how to improve credit
A recently published article in the New York Times by Ann Carrns discusses FICO data that indicates that credit card use among young adults, ages 18 to 29 is declining substantially. FICO is one of the most used credit reporting and scoring agencies, and their data from 2012 showed that 16 percent of people in this age group did not have any credit cards. That’s a 78% increase from the pre-recession 2005 level of 9 percent among these young adults. This is partly attributed to changes in credit card laws, which made it harder for people under 21 to qualify for a credit card. But, it also appears that the recent Great Recession has affected these young adults as well.
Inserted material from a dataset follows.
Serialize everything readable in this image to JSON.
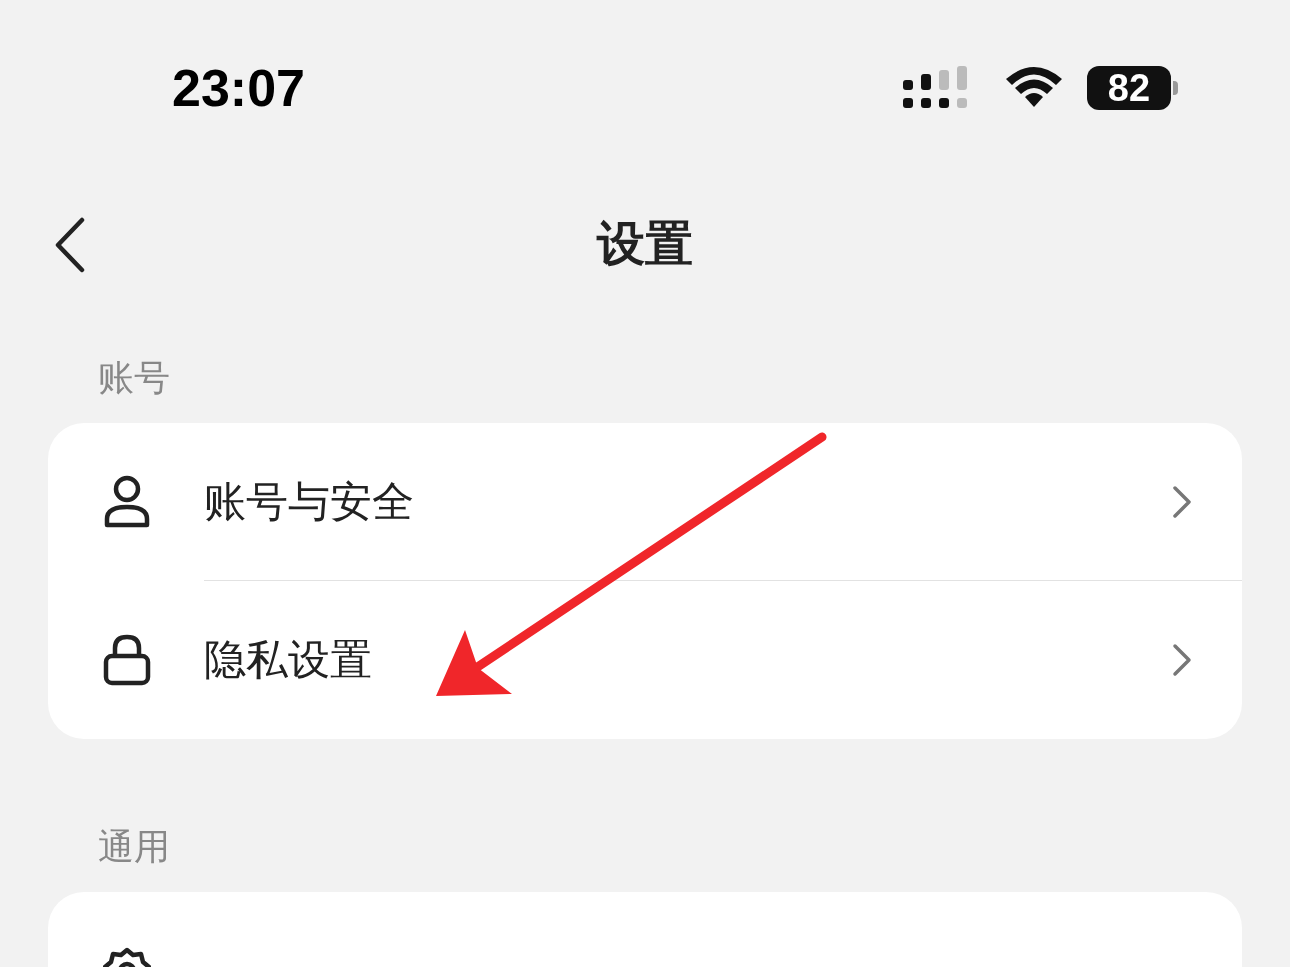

In the article, Fredric Huynh, the leader of the FICO research, points out how not using credit cards can create a problem when these young adults do seek a loan, since they may not have any kind of credit history necessary in order to obtain one. He cites credit card use as “very influential and critical” when lenders evaluate creditworthiness. In a recent post on, Ashley Tate cites the FICO data and offers these young adults some advice on “How to Build a Solid Credit History.” Actually, any age group can utilize Tate’s advice to improve their credit scores.
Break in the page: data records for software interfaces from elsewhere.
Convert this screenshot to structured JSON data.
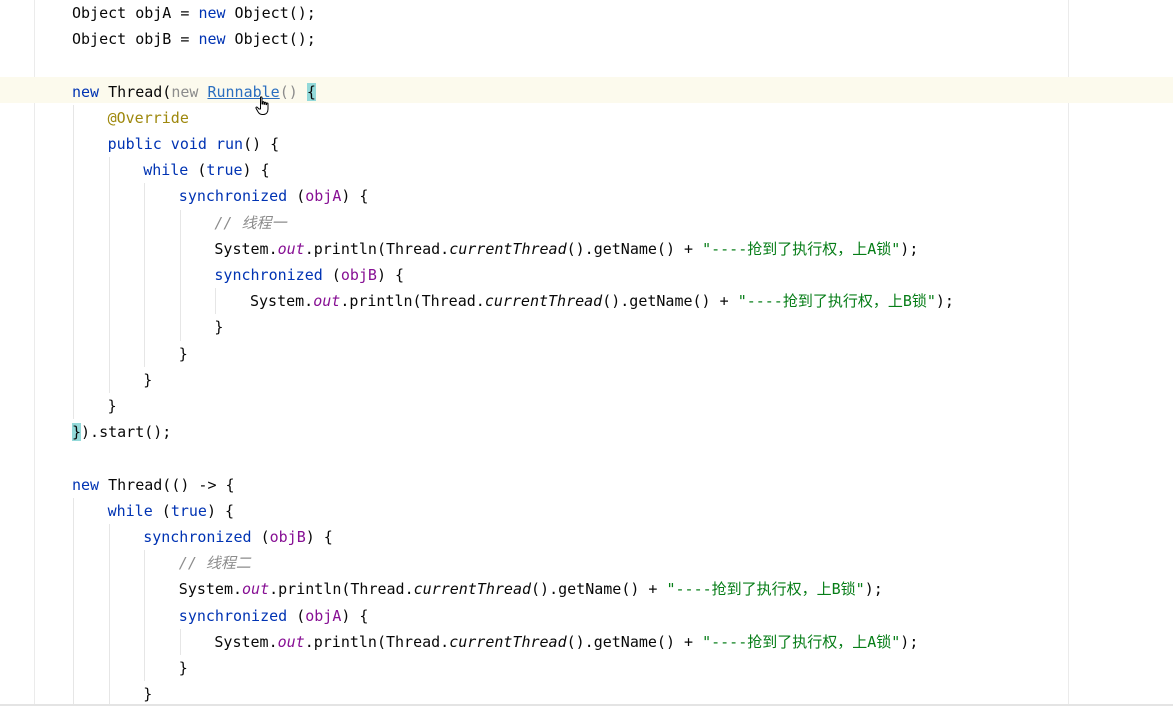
{
  "editor": {
    "language": "java",
    "theme": "light",
    "colors": {
      "keyword": "#0033b3",
      "string": "#067d17",
      "field": "#871094",
      "comment": "#8c8c8c",
      "annotation": "#9e880d",
      "link": "#2a6ebf",
      "brace_match": "#93d9d9",
      "current_line": "#fcfaed"
    },
    "lines": [
      {
        "indent": 0,
        "tokens": [
          [
            "plain",
            "Object objA = "
          ],
          [
            "keyword",
            "new"
          ],
          [
            "plain",
            " Object();"
          ]
        ]
      },
      {
        "indent": 0,
        "tokens": [
          [
            "plain",
            "Object objB = "
          ],
          [
            "keyword",
            "new"
          ],
          [
            "plain",
            " Object();"
          ]
        ]
      },
      {
        "indent": 0,
        "tokens": []
      },
      {
        "indent": 0,
        "current": true,
        "tokens": [
          [
            "keyword",
            "new"
          ],
          [
            "plain",
            " Thread("
          ],
          [
            "muted",
            "new "
          ],
          [
            "link",
            "Runnable"
          ],
          [
            "muted",
            "() "
          ],
          [
            "bracematch",
            "{"
          ]
        ]
      },
      {
        "indent": 1,
        "tokens": [
          [
            "annotation",
            "@Override"
          ]
        ]
      },
      {
        "indent": 1,
        "tokens": [
          [
            "keyword",
            "public void"
          ],
          [
            "plain",
            " "
          ],
          [
            "keyword",
            "run"
          ],
          [
            "plain",
            "() {"
          ]
        ]
      },
      {
        "indent": 2,
        "tokens": [
          [
            "keyword",
            "while"
          ],
          [
            "plain",
            " ("
          ],
          [
            "keyword",
            "true"
          ],
          [
            "plain",
            ") {"
          ]
        ]
      },
      {
        "indent": 3,
        "tokens": [
          [
            "keyword",
            "synchronized"
          ],
          [
            "plain",
            " ("
          ],
          [
            "field",
            "objA"
          ],
          [
            "plain",
            ") {"
          ]
        ]
      },
      {
        "indent": 4,
        "tokens": [
          [
            "comment",
            "// 线程一"
          ]
        ]
      },
      {
        "indent": 4,
        "tokens": [
          [
            "plain",
            "System."
          ],
          [
            "static",
            "out"
          ],
          [
            "plain",
            ".println(Thread."
          ],
          [
            "static-method",
            "currentThread"
          ],
          [
            "plain",
            "().getName() + "
          ],
          [
            "string",
            "\"----抢到了执行权，上A锁\""
          ],
          [
            "plain",
            ");"
          ]
        ]
      },
      {
        "indent": 4,
        "tokens": [
          [
            "keyword",
            "synchronized"
          ],
          [
            "plain",
            " ("
          ],
          [
            "field",
            "objB"
          ],
          [
            "plain",
            ") {"
          ]
        ]
      },
      {
        "indent": 5,
        "tokens": [
          [
            "plain",
            "System."
          ],
          [
            "static",
            "out"
          ],
          [
            "plain",
            ".println(Thread."
          ],
          [
            "static-method",
            "currentThread"
          ],
          [
            "plain",
            "().getName() + "
          ],
          [
            "string",
            "\"----抢到了执行权，上B锁\""
          ],
          [
            "plain",
            ");"
          ]
        ]
      },
      {
        "indent": 4,
        "tokens": [
          [
            "plain",
            "}"
          ]
        ]
      },
      {
        "indent": 3,
        "tokens": [
          [
            "plain",
            "}"
          ]
        ]
      },
      {
        "indent": 2,
        "tokens": [
          [
            "plain",
            "}"
          ]
        ]
      },
      {
        "indent": 1,
        "tokens": [
          [
            "plain",
            "}"
          ]
        ]
      },
      {
        "indent": 0,
        "tokens": [
          [
            "bracematch",
            "}"
          ],
          [
            "plain",
            ").start();"
          ]
        ]
      },
      {
        "indent": 0,
        "tokens": []
      },
      {
        "indent": 0,
        "tokens": [
          [
            "keyword",
            "new"
          ],
          [
            "plain",
            " Thread(() -> {"
          ]
        ]
      },
      {
        "indent": 1,
        "tokens": [
          [
            "keyword",
            "while"
          ],
          [
            "plain",
            " ("
          ],
          [
            "keyword",
            "true"
          ],
          [
            "plain",
            ") {"
          ]
        ]
      },
      {
        "indent": 2,
        "tokens": [
          [
            "keyword",
            "synchronized"
          ],
          [
            "plain",
            " ("
          ],
          [
            "field",
            "objB"
          ],
          [
            "plain",
            ") {"
          ]
        ]
      },
      {
        "indent": 3,
        "tokens": [
          [
            "comment",
            "// 线程二"
          ]
        ]
      },
      {
        "indent": 3,
        "tokens": [
          [
            "plain",
            "System."
          ],
          [
            "static",
            "out"
          ],
          [
            "plain",
            ".println(Thread."
          ],
          [
            "static-method",
            "currentThread"
          ],
          [
            "plain",
            "().getName() + "
          ],
          [
            "string",
            "\"----抢到了执行权，上B锁\""
          ],
          [
            "plain",
            ");"
          ]
        ]
      },
      {
        "indent": 3,
        "tokens": [
          [
            "keyword",
            "synchronized"
          ],
          [
            "plain",
            " ("
          ],
          [
            "field",
            "objA"
          ],
          [
            "plain",
            ") {"
          ]
        ]
      },
      {
        "indent": 4,
        "tokens": [
          [
            "plain",
            "System."
          ],
          [
            "static",
            "out"
          ],
          [
            "plain",
            ".println(Thread."
          ],
          [
            "static-method",
            "currentThread"
          ],
          [
            "plain",
            "().getName() + "
          ],
          [
            "string",
            "\"----抢到了执行权，上A锁\""
          ],
          [
            "plain",
            ");"
          ]
        ]
      },
      {
        "indent": 3,
        "tokens": [
          [
            "plain",
            "}"
          ]
        ]
      },
      {
        "indent": 2,
        "tokens": [
          [
            "plain",
            "}"
          ]
        ]
      }
    ]
  },
  "cursor": {
    "icon": "hand-pointer-icon"
  }
}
Here are Tate’s 6 recommendations:

  • Make timely payments on your utility and other bills that report to credit reporting agencies.
  • Report your rent through third-party companies, such as WilliamPaid or RentalKharma, if your landlord or rental agency does not provide information to credit reporting agencies.
  • Use a school loan if you are a student and be sure to make your installment payments on time.
  • Finance a car purchase and make on-time monthly payments.
  • Find an unsecured credit card that reports to the credit reporting agencies.
  • Become an authorized user on a reliable person’s credit card, such as your parents or spouse.

Keep in mind that if you follow these steps but do not make timely payments, it has the opposite affect on your credit history and score. Even if you do have bad credit at the moment, you may still qualify for higher interest loans, sometimes called sub-prime loans. If you pay these loans back on time, it can build your credit history and save you money in the future if you qualify for prime rates, which are the lowest interest rates.